### [PROBLEM DESCRIPTION]
Scan the material for the word "ghostflaneur", and copy each line where it shows up.

### [RECORD EXTRACTS]
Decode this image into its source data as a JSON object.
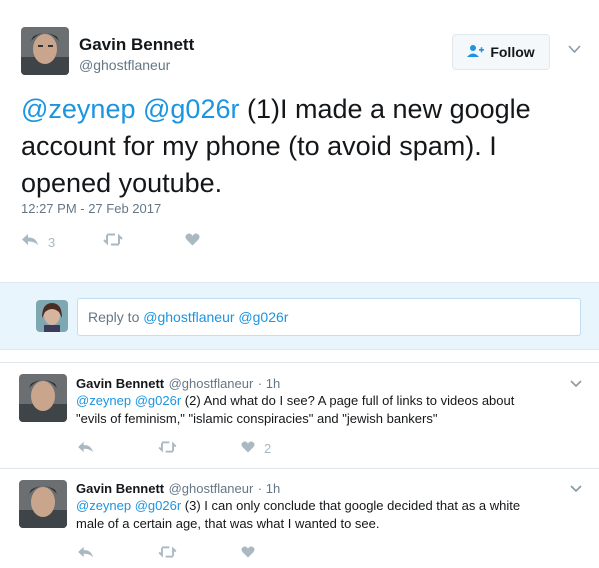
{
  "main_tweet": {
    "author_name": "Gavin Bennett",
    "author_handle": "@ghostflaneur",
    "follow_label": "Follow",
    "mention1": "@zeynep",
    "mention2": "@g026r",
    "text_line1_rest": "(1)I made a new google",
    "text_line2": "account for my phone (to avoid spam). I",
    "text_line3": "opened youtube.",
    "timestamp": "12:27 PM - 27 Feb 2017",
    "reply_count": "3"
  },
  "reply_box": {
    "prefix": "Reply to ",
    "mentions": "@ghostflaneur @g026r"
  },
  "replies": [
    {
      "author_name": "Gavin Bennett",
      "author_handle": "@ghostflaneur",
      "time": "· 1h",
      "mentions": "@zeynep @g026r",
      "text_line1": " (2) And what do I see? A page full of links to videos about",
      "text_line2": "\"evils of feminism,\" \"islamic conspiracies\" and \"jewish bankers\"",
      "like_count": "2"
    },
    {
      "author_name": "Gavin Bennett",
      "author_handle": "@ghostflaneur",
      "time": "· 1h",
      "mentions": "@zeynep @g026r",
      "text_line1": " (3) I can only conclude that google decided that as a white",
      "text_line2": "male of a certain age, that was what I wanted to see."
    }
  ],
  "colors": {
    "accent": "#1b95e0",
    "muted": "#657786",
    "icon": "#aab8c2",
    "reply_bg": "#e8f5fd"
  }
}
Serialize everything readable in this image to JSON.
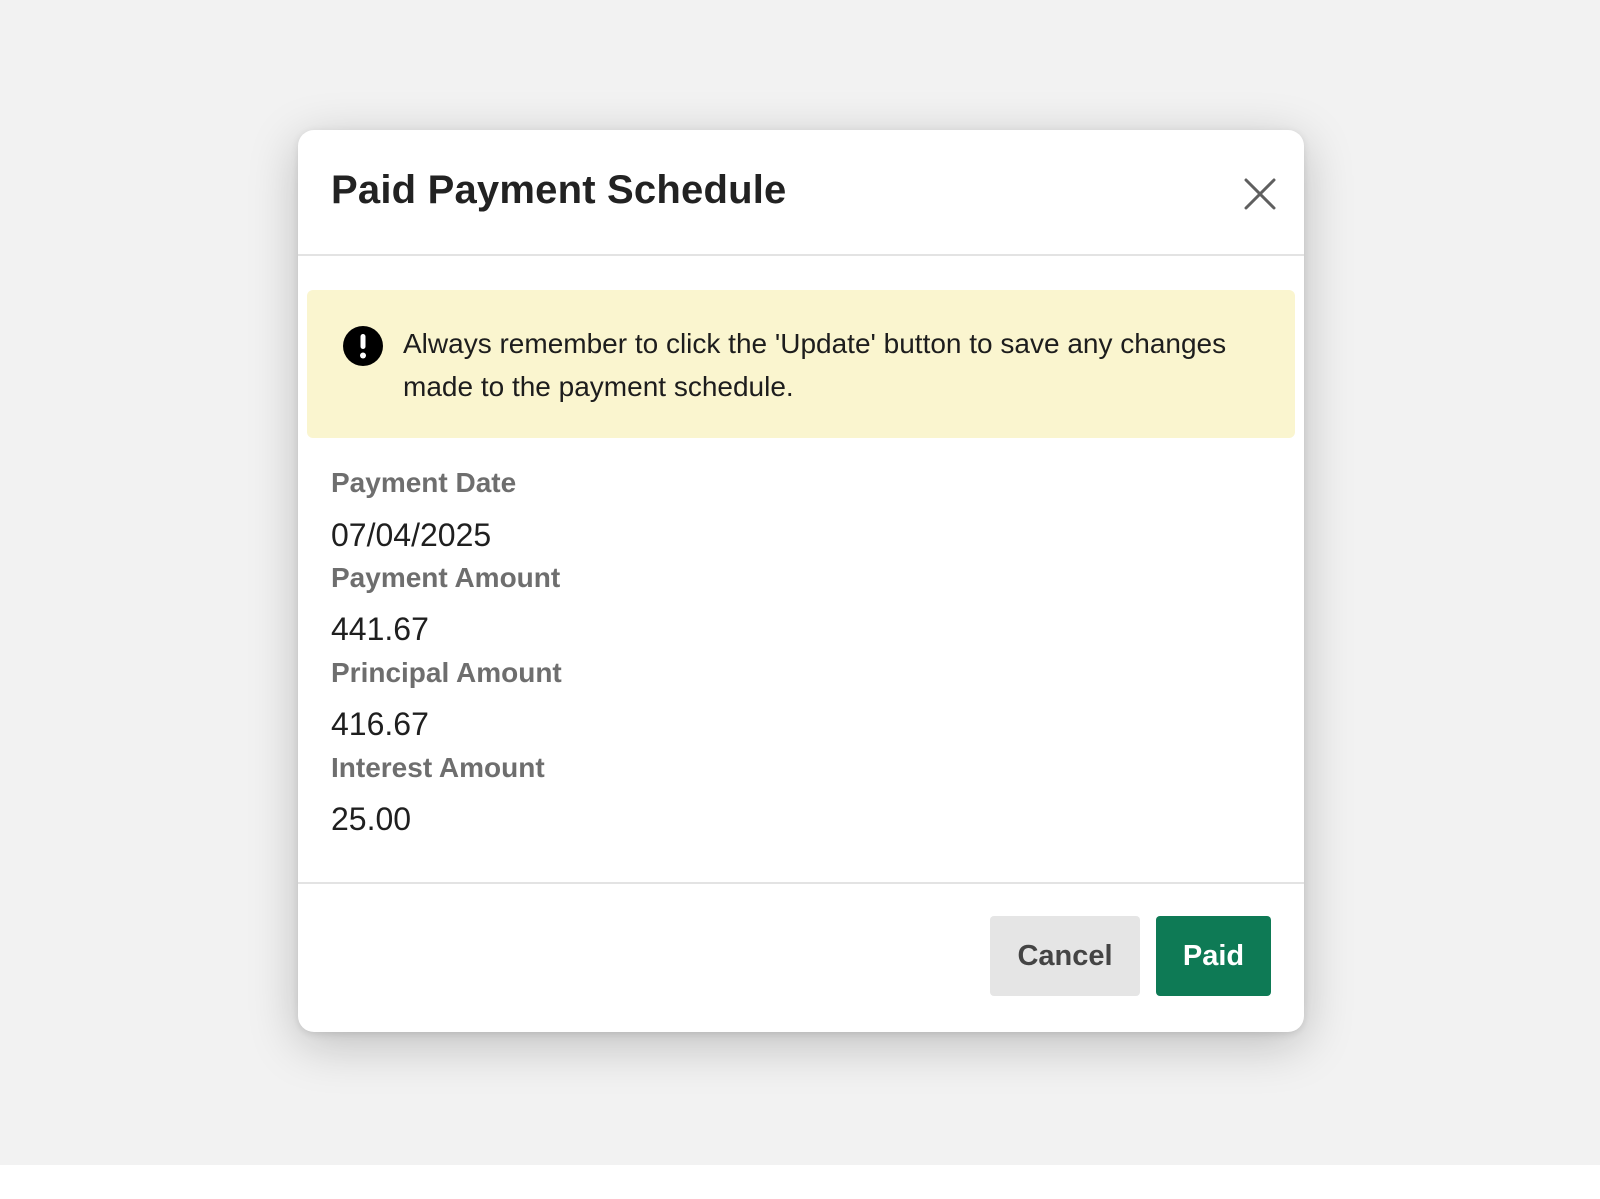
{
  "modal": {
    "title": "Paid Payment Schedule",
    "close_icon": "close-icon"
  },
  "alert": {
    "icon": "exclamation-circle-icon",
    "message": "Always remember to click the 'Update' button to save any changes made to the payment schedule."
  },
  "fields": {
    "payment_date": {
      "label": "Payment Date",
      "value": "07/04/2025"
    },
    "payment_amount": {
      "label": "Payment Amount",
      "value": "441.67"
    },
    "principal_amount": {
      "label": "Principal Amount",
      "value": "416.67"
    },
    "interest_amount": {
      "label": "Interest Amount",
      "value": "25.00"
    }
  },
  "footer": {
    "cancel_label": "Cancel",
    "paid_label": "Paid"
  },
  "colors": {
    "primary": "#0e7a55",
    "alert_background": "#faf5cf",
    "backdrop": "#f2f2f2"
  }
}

### [WRITTEN SOLUTION]
    "author_handle": "@ghostflaneur",
    "mentions": "@ghostflaneur @g026r"
      "author_handle": "@ghostflaneur",
      "author_handle": "@ghostflaneur",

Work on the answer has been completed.